It is obvious that it is time to modernize the highway system and create the first roadway system with a return on investment (ROI). In this way, two goals can be accomplished simultaneously: the creation of a modular, modern infrastructure while creating the renewable energy needed to effectively end the current dependence on fossil fuels.
The U.S. has enormous energy needs with only a small percentage currently being supplied by renewables. From the U.S. Energy Information Administration:
“Sunshine is radiant energy from the sun. The amount of solar radiation, or solar energy, that the earth receives each day is many times greater than the total amount of all energy that people consume each day. “
“Solar Energy systems/power do not produce air pollution, water pollution, or greenhouse gases. Using solar energy can have a positive, indirect effect on the environment when solar energy replaces or reduces the us of other energy sources that have larger effects on the environment.“
“The electricity generation mix continues to experience a rapid rate of change, with renewables the fastest-growing source of electricity generation through 2050 because of continuing declines in the capital costs for solar and wind that are supported by federal tax credits and higher state-level renewables targets.”
It is apparent that renewable energy, including solar energy, currently meets very little of the energy needs for the U.S. Solar Roadways® is emerging as solar technology is advancing and costs of solar cells are declining – a perfect combination.
Using very conservative numbers, calculations indicate that if all driving and walking surfaces in the U.S. were converted to Solar Roadway panels, they could produce over three times the electricity used in the United States. In fact, just the “lower 48” could almost produce enough electricity to supply the entire world. To see more detail about those calculations, click here.
There are many misconceptions about solar energy production. People often ask: “How many panels will it take to power my house?” or “How much energy will one panel produce in a year”? The answer to both questions is “It depends on a multitude of variable factors”. For example, a driveway in Minnesota is not going to generate as much energy as the same sized driveway in Arizona.
It’s easier to think about panels in terms of wattage.
Each of the SR full-size hexagonal panels covers an area of about 4.39 square feet. The SR2 panels were 36-watt panels. The SR3 panels were 44-watt panels. Our latest model, SR4, is a 48-watt panel.

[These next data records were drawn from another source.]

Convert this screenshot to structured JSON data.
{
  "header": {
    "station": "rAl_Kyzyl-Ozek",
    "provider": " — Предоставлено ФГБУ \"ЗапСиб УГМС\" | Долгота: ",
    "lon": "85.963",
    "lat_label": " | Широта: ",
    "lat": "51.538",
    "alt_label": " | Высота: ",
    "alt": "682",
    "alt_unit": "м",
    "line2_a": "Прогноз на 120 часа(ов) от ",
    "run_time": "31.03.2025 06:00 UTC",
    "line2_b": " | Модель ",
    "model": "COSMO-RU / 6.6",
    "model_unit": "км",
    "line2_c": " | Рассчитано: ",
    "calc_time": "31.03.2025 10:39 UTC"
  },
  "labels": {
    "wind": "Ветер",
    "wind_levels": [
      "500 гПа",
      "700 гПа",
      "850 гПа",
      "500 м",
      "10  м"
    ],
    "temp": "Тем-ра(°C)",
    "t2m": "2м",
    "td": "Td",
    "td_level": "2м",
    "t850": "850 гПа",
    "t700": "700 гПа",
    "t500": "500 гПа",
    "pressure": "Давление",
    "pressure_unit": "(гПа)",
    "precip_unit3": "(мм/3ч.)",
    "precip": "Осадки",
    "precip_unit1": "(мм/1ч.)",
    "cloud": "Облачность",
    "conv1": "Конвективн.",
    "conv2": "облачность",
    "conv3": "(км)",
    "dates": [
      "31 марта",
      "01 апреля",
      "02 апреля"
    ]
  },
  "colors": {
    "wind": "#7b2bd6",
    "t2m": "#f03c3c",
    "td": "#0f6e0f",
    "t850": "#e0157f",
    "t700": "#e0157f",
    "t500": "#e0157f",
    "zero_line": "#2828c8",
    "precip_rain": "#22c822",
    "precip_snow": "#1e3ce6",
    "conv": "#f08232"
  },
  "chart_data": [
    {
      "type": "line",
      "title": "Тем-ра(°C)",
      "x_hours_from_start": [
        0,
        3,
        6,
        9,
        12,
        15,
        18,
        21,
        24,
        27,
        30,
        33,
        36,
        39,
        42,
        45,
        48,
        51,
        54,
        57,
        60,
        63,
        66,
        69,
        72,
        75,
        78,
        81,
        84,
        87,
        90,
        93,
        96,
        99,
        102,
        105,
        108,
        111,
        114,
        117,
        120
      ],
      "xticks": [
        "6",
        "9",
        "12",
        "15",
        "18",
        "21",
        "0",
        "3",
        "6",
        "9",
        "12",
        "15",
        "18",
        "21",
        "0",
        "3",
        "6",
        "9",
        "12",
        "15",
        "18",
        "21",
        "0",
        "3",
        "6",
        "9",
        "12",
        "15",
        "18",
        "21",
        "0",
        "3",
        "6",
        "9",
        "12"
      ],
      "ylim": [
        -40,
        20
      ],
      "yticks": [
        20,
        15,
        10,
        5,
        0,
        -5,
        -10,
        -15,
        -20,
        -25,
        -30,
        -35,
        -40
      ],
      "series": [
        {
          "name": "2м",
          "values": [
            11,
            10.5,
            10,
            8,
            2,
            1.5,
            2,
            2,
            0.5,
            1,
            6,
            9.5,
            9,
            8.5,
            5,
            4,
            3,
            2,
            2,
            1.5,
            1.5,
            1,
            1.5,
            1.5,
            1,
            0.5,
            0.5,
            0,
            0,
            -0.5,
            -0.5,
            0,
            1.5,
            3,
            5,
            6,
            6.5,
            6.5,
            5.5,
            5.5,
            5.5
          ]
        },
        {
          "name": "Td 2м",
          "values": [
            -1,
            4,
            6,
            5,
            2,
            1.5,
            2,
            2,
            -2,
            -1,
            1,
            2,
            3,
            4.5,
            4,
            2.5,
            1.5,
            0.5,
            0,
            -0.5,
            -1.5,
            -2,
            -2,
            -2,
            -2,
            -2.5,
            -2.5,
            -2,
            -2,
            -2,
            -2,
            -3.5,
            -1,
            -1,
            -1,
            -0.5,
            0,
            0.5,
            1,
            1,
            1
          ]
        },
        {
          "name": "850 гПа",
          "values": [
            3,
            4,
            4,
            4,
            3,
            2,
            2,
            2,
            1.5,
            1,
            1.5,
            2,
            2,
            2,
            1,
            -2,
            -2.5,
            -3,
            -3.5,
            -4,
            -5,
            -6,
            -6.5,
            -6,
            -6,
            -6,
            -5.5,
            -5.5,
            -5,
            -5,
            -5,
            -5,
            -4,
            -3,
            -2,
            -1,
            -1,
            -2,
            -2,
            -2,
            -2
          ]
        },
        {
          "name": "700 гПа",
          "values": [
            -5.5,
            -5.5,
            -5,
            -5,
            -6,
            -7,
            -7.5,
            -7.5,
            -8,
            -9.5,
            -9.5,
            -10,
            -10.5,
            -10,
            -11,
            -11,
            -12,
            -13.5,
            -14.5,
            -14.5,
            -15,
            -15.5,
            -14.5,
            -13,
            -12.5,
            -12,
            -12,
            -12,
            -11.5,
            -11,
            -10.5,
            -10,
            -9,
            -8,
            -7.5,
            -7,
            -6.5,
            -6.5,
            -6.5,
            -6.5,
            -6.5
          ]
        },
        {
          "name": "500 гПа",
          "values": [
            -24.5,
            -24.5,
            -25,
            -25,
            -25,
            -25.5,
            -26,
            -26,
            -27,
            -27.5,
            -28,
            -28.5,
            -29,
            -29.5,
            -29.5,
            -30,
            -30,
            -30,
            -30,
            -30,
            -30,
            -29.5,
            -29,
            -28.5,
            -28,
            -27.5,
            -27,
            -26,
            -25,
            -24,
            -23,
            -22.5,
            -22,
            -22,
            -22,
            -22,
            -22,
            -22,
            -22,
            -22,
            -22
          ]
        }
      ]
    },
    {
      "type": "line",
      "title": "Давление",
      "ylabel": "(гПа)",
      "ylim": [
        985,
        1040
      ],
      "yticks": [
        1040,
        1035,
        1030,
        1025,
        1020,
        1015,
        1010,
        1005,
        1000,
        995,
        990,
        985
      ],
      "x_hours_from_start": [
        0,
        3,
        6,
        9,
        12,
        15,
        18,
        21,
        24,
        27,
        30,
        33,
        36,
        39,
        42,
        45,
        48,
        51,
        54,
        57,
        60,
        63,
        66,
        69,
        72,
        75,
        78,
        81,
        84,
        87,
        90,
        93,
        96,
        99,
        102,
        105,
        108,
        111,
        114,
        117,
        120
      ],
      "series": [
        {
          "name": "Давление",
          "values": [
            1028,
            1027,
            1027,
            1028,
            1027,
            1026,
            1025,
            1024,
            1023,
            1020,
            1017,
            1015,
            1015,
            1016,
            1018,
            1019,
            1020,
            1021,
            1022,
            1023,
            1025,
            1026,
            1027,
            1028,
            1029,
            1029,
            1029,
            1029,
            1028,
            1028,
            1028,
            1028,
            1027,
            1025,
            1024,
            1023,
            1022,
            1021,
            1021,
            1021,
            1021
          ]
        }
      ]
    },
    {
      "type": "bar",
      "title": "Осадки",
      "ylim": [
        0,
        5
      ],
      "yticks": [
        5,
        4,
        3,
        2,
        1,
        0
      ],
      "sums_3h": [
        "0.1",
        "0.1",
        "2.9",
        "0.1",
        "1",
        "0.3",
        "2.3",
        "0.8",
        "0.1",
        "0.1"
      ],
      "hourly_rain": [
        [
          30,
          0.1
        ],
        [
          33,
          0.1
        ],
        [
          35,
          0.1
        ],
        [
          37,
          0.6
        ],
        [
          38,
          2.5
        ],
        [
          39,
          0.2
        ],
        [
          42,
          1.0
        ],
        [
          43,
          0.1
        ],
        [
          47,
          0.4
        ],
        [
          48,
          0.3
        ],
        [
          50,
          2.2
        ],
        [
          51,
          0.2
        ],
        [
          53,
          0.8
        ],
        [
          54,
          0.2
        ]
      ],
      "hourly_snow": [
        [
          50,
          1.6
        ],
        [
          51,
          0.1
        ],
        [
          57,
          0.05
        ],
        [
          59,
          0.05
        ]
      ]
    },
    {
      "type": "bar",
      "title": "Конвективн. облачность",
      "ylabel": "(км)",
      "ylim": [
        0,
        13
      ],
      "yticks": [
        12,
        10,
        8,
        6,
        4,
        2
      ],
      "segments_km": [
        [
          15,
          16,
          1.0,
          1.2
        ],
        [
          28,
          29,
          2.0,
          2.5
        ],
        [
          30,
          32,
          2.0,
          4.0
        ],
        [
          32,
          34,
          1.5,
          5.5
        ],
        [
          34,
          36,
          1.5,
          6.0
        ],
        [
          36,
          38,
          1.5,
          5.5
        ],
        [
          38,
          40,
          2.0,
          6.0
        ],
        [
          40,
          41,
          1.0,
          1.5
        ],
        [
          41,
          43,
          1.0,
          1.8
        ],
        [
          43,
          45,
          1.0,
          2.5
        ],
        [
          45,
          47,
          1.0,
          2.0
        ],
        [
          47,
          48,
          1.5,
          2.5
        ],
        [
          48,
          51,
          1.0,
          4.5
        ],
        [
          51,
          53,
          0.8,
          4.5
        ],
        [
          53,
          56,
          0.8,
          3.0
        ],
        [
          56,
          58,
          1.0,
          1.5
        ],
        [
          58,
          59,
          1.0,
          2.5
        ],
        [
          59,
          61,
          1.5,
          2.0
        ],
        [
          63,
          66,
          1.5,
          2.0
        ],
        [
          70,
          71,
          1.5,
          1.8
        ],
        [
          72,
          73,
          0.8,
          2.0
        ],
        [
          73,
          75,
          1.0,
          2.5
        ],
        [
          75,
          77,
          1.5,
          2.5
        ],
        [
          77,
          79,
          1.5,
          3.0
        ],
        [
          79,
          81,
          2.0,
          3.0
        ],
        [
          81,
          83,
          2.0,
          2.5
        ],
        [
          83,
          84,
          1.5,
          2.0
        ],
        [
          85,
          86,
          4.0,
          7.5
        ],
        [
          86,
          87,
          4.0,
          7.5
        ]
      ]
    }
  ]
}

The amount of power produced depends entirely upon the amount of sunshine available, so in addition to the variable of location discussed above, other variables include: the degree of shading, season/time of the year, time of day, and other local microclimatatic factors. It’s normal for solar gain to increase in sunny seasons and conditions and decrease when less sunshine is available. Potential customers will want to understand what they can expect from their exact location in each season as well as the averaged amount per year.
The next factor to understand is the ratio between driveway and home or parking lot and business. Obviously a situation with a long driveway and smaller home will have a much better chance of energy independence, than another customer’s short driveway with a large home. How much energy one typically uses must also be taken into account. SR will provide customer service to help each potential customer understand what they might expect.
Another factor to consider is that SR will always have the flexibility to use whatever solar cells meet the criteria of offering the most efficiency at an affordable price point. SR panels will become even more efficient over time as new technologies become available to keep up with increased demand for energy with population growth.
If Solar Roadways® becomes the new smart grid – the backbone of the energy delivery system, all forms of renewable energy can be welcomed into the grid with ease. A common problem with centralized renewable energy projects is their difficulty in transferring energy to the grid. SR can facilitate this energy transfer, since roads are universally available and could offer widely available connectivity.
The EPA: describes the problem this way:
“The absence of standard interconnection rules, or uniform procedures and technical requirements for connecting renewable energy systems to the electric utility’s grid, can make it difficult, if not impossible, for renewable systems to connect to the electric utility’s grid.”
They go on to describe another obstacle in renewable energy generation and their connection to the grid:
“Many renewable resources are located in remote areas that lack ready or cost–effective access to transmission. States that have not established clear utility regulations that enable investments in transmission to be reimbursable (i.e., cost recovery), nor coordinated planning and permitting processes, slow the development of utility–scale renewable projects in their territory.”
Solar Roadways® can itself produce massive amounts of renewable energy if decisions are made to implement it on a major scale. It will always be important to support and facilitate other forms of renewable energy as well.